Electronic supplementary material: The online version of this article (doi:10.1186/s40679-016-0026-x) contains supplementary material, which is available to authorized users.

No MeSH data available.


Theoretical structures used for simulation. a Au144(SR)60 [21] and b Au102(MBA)44 [20] oriented along the fivefold direction
© Copyright Policy - OpenAccess
Related In: Results  -  Collection

License
getmorefigures.php?uid=PMC5037159&req=5

Fig1: Theoretical structures used for simulation. a Au144(SR)60 [21] and b Au102(MBA)44 [20] oriented along the fivefold direction

Mentions: The gold clusters (Au102-pMBA44 and Au144(SCH2CH2Ph)60) were produced by the two-phase transfer method [19, 20], their expected structures are shown in Fig. 1, both nanoparticles have been optimized by first-principles density functional theory (DFT) calculations [19, 21]. Quality and size distribution of Au clusters were confirmed by polyacrylamide gel electrophoresis and electrospray ionization mass spectrometry (ESI–MS) using a Bruker micro-TOF instrument. The stock Au clusters were diluted 100-fold with ddH2O, then 3–4 drops (20 µl) were loaded on a holey carbon film-coated grids and air dried at room temperature for at least 2 h.Fig. 1


Structural damage reduction in protected gold clusters by electron diffraction methods
Theoretical structures used for simulation. a Au144(SR)60 [21] and b Au102(MBA)44 [20] oriented along the fivefold direction
© Copyright Policy - OpenAccess
Related In: Results  -  Collection

License
Show All Figures
getmorefigures.php?uid=PMC5037159&req=5

Fig1: Theoretical structures used for simulation. a Au144(SR)60 [21] and b Au102(MBA)44 [20] oriented along the fivefold direction
Mentions: The gold clusters (Au102-pMBA44 and Au144(SCH2CH2Ph)60) were produced by the two-phase transfer method [19, 20], their expected structures are shown in Fig. 1, both nanoparticles have been optimized by first-principles density functional theory (DFT) calculations [19, 21]. Quality and size distribution of Au clusters were confirmed by polyacrylamide gel electrophoresis and electrospray ionization mass spectrometry (ESI–MS) using a Bruker micro-TOF instrument.
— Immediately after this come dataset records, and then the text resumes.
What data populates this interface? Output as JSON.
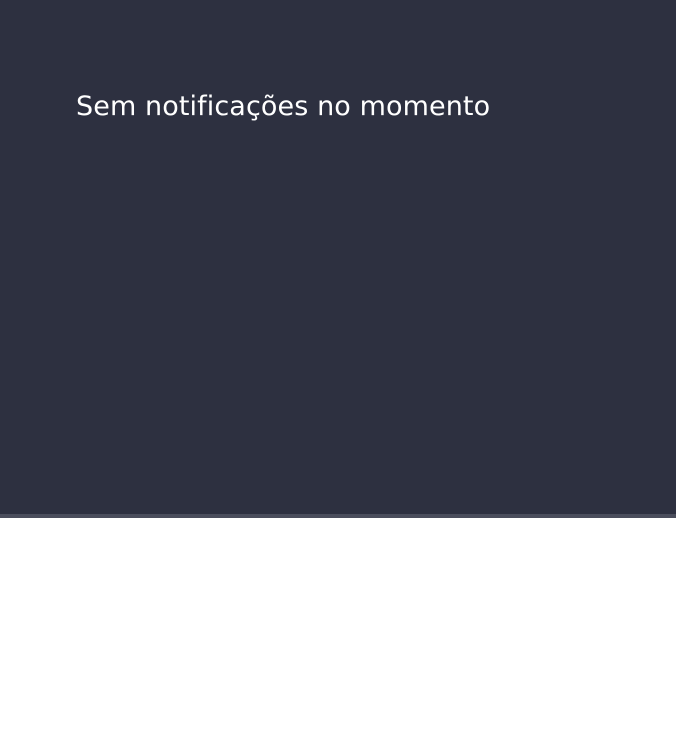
{
  "notifications_panel": {
    "empty_message": "Sem notificações no momento",
    "background_color": "#2d3040",
    "text_color": "#ffffff"
  }
}
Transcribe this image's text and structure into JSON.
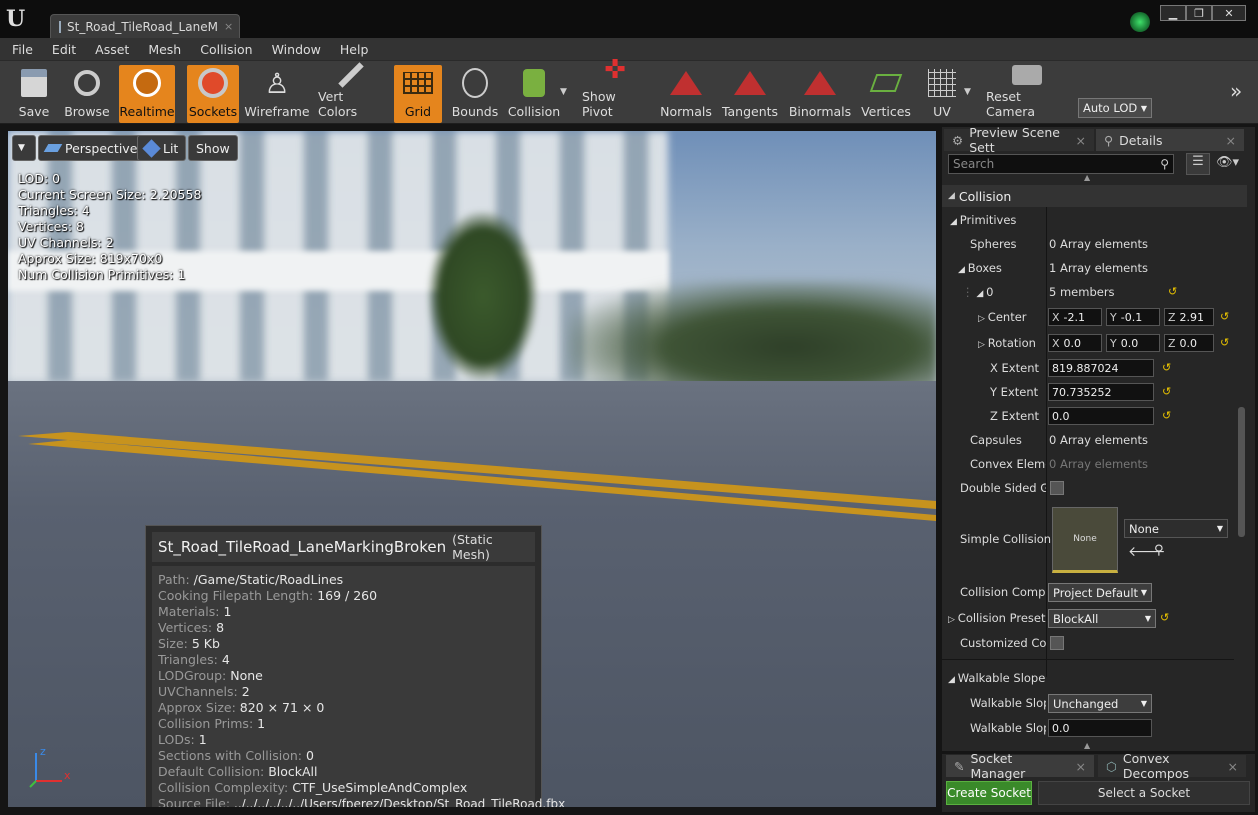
{
  "window": {
    "tab_title": "St_Road_TileRoad_LaneM",
    "tab_close": "×",
    "min": "▁",
    "max": "❐",
    "close": "✕"
  },
  "menu": [
    "File",
    "Edit",
    "Asset",
    "Mesh",
    "Collision",
    "Window",
    "Help"
  ],
  "toolbar": {
    "save": "Save",
    "browse": "Browse",
    "realtime": "Realtime",
    "sockets": "Sockets",
    "wireframe": "Wireframe",
    "vert_colors": "Vert Colors",
    "grid": "Grid",
    "bounds": "Bounds",
    "collision": "Collision",
    "show_pivot": "Show Pivot",
    "normals": "Normals",
    "tangents": "Tangents",
    "binormals": "Binormals",
    "vertices": "Vertices",
    "uv": "UV",
    "reset_camera": "Reset Camera",
    "auto_lod": "Auto LOD"
  },
  "viewport": {
    "perspective": "Perspective",
    "lit": "Lit",
    "show": "Show",
    "stats": [
      "LOD:  0",
      "Current Screen Size:  2.20558",
      "Triangles:  4",
      "Vertices:  8",
      "UV Channels:  2",
      "Approx Size: 819x70x0",
      "Num Collision Primitives:  1"
    ],
    "axis_z": "z",
    "axis_x": "x"
  },
  "tooltip": {
    "name": "St_Road_TileRoad_LaneMarkingBroken",
    "type": "(Static Mesh)",
    "rows": [
      {
        "k": "Path:",
        "v": "/Game/Static/RoadLines"
      },
      {
        "k": "Cooking Filepath Length:",
        "v": "169 / 260"
      },
      {
        "k": "Materials:",
        "v": "1"
      },
      {
        "k": "Vertices:",
        "v": "8"
      },
      {
        "k": "Size:",
        "v": "5 Kb"
      },
      {
        "k": "Triangles:",
        "v": "4"
      },
      {
        "k": "LODGroup:",
        "v": "None"
      },
      {
        "k": "UVChannels:",
        "v": "2"
      },
      {
        "k": "Approx Size:",
        "v": "820 × 71 × 0"
      },
      {
        "k": "Collision Prims:",
        "v": "1"
      },
      {
        "k": "LODs:",
        "v": "1"
      },
      {
        "k": "Sections with Collision:",
        "v": "0"
      },
      {
        "k": "Default Collision:",
        "v": "BlockAll"
      },
      {
        "k": "Collision Complexity:",
        "v": "CTF_UseSimpleAndComplex"
      },
      {
        "k": "Source File:",
        "v": "../../../../../../Users/fperez/Desktop/St_Road_TileRoad.fbx"
      }
    ]
  },
  "panel": {
    "tab1": "Preview Scene Sett",
    "tab2": "Details",
    "search_placeholder": "Search",
    "section_collision": "Collision",
    "primitives": "Primitives",
    "spheres": "Spheres",
    "spheres_val": "0 Array elements",
    "boxes": "Boxes",
    "boxes_val": "1 Array elements",
    "box0": "0",
    "box0_val": "5 members",
    "center": "Center",
    "center_x": "-2.1",
    "center_y": "-0.1",
    "center_z": "2.91",
    "rotation": "Rotation",
    "rot_x": "0.0",
    "rot_y": "0.0",
    "rot_z": "0.0",
    "x_extent": "X Extent",
    "x_extent_val": "819.887024",
    "y_extent": "Y Extent",
    "y_extent_val": "70.735252",
    "z_extent": "Z Extent",
    "z_extent_val": "0.0",
    "capsules": "Capsules",
    "capsules_val": "0 Array elements",
    "convex": "Convex Elemer",
    "convex_val": "0 Array elements",
    "double_sided": "Double Sided Gec",
    "simple_collision": "Simple Collision",
    "thumb_label": "None",
    "simple_collision_combo": "None",
    "collision_complexity": "Collision Comple",
    "collision_complexity_val": "Project Default",
    "collision_presets": "Collision Presets",
    "collision_presets_val": "BlockAll",
    "customized": "Customized Colli",
    "walkable_section": "Walkable Slope C",
    "walkable1": "Walkable Slope",
    "walkable1_val": "Unchanged",
    "walkable2": "Walkable Slope",
    "walkable2_val": "0.0",
    "lbl_x": "X",
    "lbl_y": "Y",
    "lbl_z": "Z"
  },
  "bottom": {
    "tab1": "Socket Manager",
    "tab2": "Convex Decompos",
    "create_socket": "Create Socket",
    "select_socket": "Select a Socket"
  }
}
The stock Au clusters were diluted 100-fold with ddH2O, then 3–4 drops (20 µl) were loaded on a holey carbon film-coated grids and air dried at room temperature for at least 2 h.Fig. 1
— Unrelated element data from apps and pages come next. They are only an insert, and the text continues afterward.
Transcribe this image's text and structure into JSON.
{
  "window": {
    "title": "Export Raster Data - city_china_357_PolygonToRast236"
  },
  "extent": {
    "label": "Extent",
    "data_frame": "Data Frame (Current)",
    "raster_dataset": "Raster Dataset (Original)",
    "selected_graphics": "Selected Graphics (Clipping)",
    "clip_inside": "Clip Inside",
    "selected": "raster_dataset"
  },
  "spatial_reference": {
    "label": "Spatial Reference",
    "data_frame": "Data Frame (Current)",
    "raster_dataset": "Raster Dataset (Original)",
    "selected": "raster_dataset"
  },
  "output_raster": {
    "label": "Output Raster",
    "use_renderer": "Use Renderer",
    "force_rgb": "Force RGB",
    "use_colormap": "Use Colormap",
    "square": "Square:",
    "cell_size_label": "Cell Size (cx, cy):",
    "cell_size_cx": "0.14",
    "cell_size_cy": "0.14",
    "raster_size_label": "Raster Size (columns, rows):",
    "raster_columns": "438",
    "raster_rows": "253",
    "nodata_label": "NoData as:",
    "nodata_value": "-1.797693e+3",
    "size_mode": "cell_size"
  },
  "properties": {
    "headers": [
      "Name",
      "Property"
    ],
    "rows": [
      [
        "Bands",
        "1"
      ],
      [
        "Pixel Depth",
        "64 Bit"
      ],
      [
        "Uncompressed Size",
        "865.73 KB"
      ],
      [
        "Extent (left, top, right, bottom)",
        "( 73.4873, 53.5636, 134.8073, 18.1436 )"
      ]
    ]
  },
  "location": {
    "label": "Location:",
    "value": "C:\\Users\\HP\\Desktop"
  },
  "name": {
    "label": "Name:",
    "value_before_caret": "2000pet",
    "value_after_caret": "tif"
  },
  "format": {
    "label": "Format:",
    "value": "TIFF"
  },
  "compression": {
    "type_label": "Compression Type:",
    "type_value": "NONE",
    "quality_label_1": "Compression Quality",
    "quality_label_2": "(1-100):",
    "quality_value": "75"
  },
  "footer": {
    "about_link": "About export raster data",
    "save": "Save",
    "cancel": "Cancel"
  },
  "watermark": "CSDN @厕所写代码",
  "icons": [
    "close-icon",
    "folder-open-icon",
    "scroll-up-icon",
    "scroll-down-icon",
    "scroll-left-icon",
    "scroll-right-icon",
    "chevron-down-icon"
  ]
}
View Article: PubMed Central - PubMed

ABSTRACT

The present work explores electron diffraction methods for studying the structure of metallic clusters stabilized with thiol groups, which are susceptible to structural damage caused by electron beam irradiation. There is a compromise between the electron dose used and the size of the clusters since they have small interaction volume with electrons and as a consequence weak reflections in the diffraction patterns. The common approach of recording individual clusters using nanobeam diffraction has the problem of an increased current density. Dosage can be reduced with the use of a smaller condenser aperture and a higher condenser lens excitation, but even with those set ups collection times tend to be high. For that reason, the methods reported herein collects in a faster way diffraction patterns through the scanning across the clusters under nanobeam diffraction mode. In this way, we are able to collect a map of diffraction patterns, in areas with dispersed clusters, with short exposure times (milliseconds) using a high sensitive CMOS camera. When these maps are compared with their theoretical counterparts, oscillations of the clusters can be observed. The stability of the patterns acquired demonstrates that our methods provide a systematic and precise way to unveil the structure of atomic clusters without extensive detrimental damage of their crystallinity.
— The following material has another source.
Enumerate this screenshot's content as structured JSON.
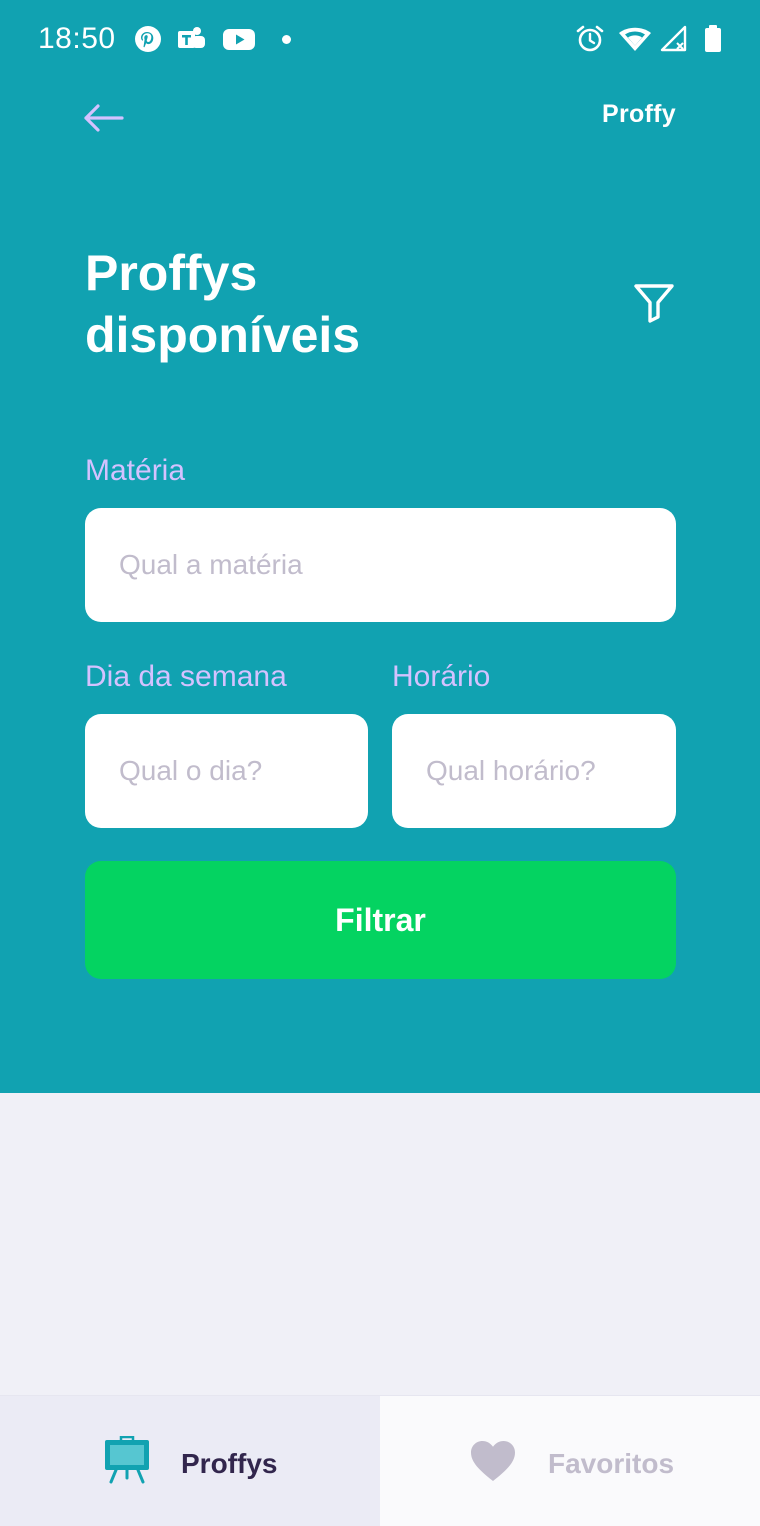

Electronic supplementary material: The online version of this article (doi:10.1186/s40679-016-0026-x) contains supplementary material, which is available to authorized users.

No MeSH data available.